By Dennis Mayer at February 13 2019 04:02:32
It is also a good idea to keep a list of things that you don't like; things you may have seen in a magazine or noted when visiting other log homes. Some of the most frequent complaints one hears about log homes, especially older models, is the lack of storage space and small closets or bathrooms. This is most often the result of poor planning or not taking into consideration the diameter of log walls and the lack of attics in most log homes. Refer to your list when discussing details with your designer and remember that in most cases you cannot build a closet or a bathroom that is too large.
Begin with measuring. Do a very rough drawing, on a piece of scrap paper for measuring purposes only, of your room showing walls and openings for doors, windows and fireplaces. Note where columns and built_in cabinetry are in the room as well. Take out the measuring tape and begin measuring a room writing down each measurement in the applicable space on your rough drawing. For a basic start, measure the length and width of your room.
If your style is rich, then select the right type of marble or granite stone with great design for the house. It is suitable for bungalows and high_end apartments which would cost you anywhere from บ to ุ for one square feet of floor. This does not include the labor cost but the finishing work looks so rich that you will not hesitate to spend some more dollars for getting the appealing work. Several designs of marble and granite stones are available in the market starting from floral pattern to any range of artistic design. Also you have several sizes in flooring suiting the taste of individual customers.

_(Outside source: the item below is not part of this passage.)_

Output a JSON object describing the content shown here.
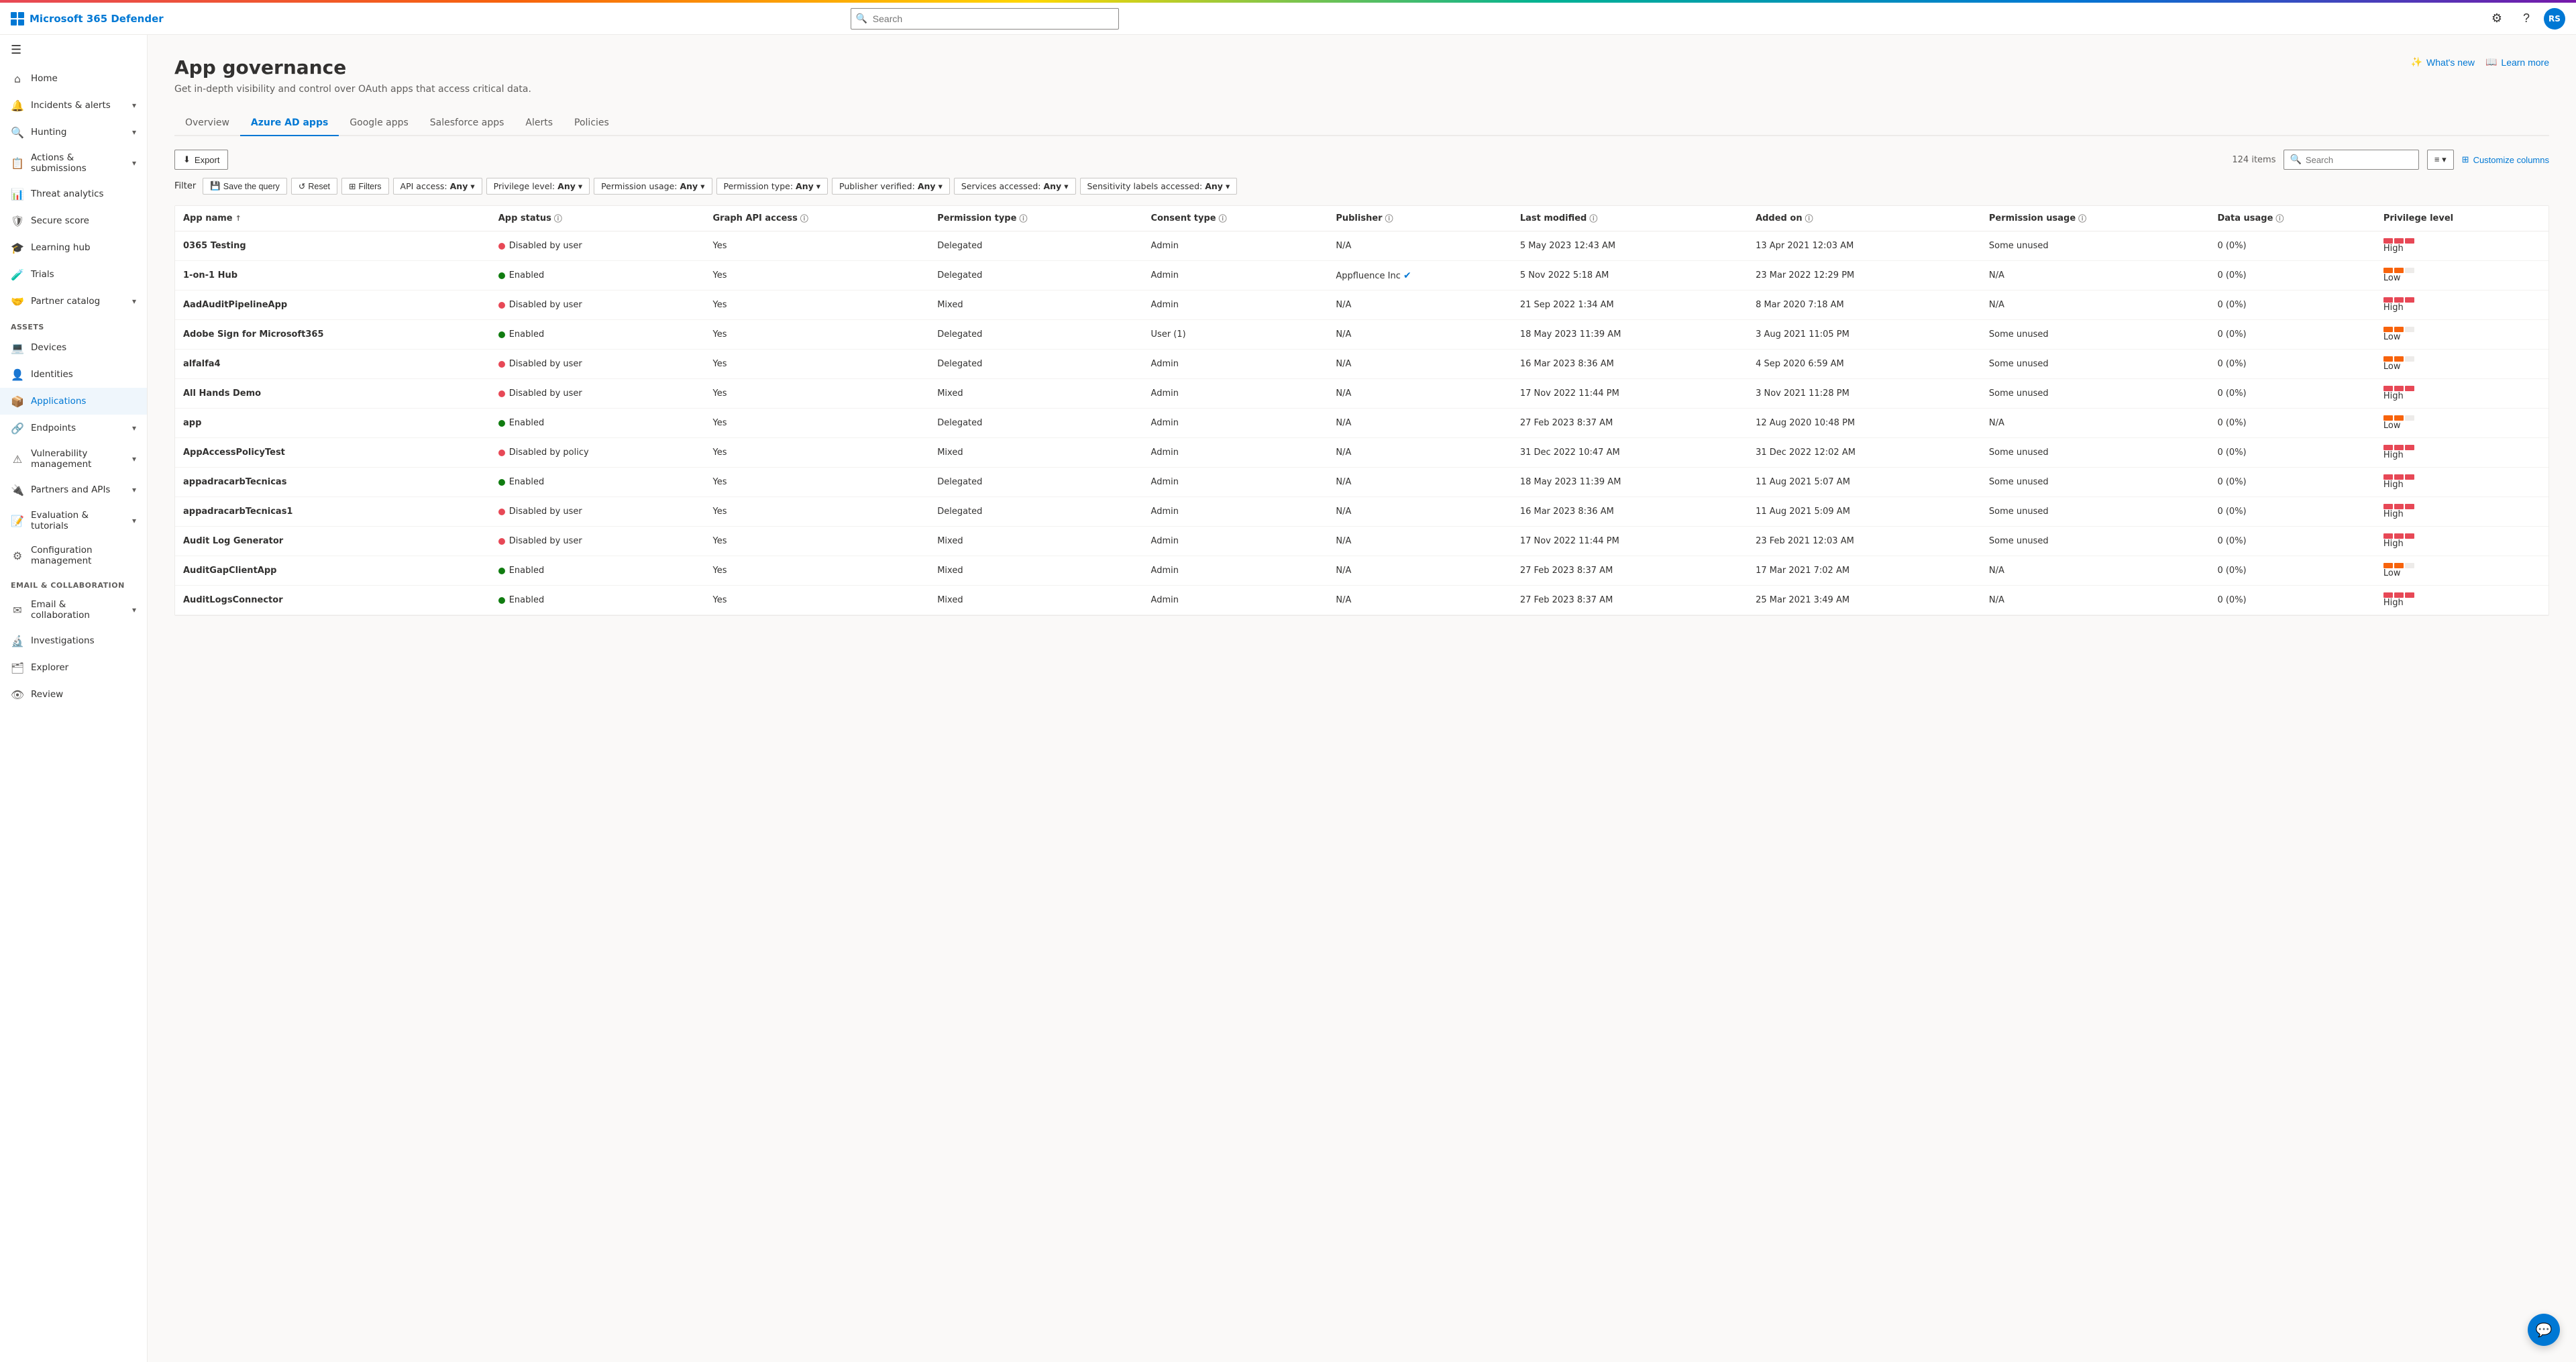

One should work their way around the room and get into a measuring rhythm. Beginning at one corner, measure from one corner to inside the door or window frame. Then measure the door or window width. Now measure from the other side of the door or window along the wall to the next door or window. Measure the width of the door or window. Continue measuring until the measurements on each or the room's wall have been completely transcribed to the rough drawing. Measure column widths and where they are exactly placed in the room by measuring from perpendicular walls to the column.